> _Information shown_

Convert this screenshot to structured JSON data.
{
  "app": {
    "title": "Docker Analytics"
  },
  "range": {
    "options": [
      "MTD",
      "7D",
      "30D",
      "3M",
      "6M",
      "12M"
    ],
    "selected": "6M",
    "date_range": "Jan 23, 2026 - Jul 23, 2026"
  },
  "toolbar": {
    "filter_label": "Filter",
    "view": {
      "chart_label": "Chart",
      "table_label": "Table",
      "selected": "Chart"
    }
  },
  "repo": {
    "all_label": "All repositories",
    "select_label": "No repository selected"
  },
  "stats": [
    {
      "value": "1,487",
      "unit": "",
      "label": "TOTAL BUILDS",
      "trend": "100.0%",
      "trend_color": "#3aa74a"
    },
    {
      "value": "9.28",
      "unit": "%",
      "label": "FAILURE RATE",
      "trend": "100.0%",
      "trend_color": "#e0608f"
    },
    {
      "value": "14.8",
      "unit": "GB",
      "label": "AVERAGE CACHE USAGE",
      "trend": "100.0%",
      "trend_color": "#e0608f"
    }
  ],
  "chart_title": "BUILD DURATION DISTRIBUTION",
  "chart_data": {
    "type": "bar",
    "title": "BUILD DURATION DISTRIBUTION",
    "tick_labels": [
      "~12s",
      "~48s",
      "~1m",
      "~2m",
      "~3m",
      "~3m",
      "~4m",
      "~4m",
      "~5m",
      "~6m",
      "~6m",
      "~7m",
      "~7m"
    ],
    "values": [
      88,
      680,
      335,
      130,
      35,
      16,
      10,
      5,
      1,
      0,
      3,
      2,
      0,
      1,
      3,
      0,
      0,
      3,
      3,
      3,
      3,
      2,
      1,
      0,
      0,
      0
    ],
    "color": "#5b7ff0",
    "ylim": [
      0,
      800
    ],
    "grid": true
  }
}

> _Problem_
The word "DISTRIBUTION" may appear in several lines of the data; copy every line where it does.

> _Completed task_
  "chart_title": "BUILD DURATION DISTRIBUTION",
    "title": "BUILD DURATION DISTRIBUTION",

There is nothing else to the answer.